__What to work on__. In the records, find each line where "background" occurs, and copy it.

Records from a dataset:
◆ ◆ ◆ ◆ ◆
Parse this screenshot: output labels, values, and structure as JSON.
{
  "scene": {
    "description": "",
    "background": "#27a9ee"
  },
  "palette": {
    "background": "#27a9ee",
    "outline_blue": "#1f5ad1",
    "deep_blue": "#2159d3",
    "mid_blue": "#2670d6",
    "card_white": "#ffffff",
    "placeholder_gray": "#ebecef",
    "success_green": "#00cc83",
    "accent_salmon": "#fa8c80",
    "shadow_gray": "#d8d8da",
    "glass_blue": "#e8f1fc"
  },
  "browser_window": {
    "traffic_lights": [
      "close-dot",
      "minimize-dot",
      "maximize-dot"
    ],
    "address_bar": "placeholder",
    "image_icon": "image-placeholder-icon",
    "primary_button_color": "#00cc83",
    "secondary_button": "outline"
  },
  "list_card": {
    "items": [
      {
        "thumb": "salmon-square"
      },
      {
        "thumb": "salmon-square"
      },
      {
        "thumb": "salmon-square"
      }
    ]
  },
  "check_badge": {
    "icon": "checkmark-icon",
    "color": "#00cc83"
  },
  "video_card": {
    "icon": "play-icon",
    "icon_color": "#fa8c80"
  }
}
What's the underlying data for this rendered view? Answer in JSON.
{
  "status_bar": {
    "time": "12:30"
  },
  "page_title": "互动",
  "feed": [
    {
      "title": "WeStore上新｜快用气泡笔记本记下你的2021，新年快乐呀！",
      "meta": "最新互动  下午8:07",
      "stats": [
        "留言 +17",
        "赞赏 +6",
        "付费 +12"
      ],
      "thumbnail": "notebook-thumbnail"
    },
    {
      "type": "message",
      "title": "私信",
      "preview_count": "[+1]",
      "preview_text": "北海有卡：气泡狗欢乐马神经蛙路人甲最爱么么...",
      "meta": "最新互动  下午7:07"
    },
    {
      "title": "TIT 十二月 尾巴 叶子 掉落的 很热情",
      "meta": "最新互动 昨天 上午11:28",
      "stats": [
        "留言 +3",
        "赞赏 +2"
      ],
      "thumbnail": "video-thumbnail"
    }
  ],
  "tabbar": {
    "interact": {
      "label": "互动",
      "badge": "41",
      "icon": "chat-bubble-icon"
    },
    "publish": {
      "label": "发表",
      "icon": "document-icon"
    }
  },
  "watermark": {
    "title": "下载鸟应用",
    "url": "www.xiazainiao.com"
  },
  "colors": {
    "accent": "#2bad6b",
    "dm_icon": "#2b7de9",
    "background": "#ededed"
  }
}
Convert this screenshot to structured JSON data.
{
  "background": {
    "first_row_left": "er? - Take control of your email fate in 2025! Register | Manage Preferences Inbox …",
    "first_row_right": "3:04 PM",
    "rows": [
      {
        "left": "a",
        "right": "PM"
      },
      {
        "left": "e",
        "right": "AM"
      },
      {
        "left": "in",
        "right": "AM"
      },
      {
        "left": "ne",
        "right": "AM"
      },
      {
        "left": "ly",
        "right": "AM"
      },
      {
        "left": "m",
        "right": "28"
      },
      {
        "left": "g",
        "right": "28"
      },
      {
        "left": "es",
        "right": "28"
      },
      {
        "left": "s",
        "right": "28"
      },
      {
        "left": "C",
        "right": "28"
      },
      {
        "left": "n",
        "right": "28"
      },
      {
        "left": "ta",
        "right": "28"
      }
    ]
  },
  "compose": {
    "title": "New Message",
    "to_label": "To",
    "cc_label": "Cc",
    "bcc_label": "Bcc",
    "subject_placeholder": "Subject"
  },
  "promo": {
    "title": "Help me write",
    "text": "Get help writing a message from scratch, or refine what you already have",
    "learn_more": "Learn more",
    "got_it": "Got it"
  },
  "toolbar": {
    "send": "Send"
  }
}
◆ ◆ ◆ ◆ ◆
__Reply to the exercise__.
    "background": "#27a9ee"
    "background": "#27a9ee",
    "background": "#ededed"
  "background": {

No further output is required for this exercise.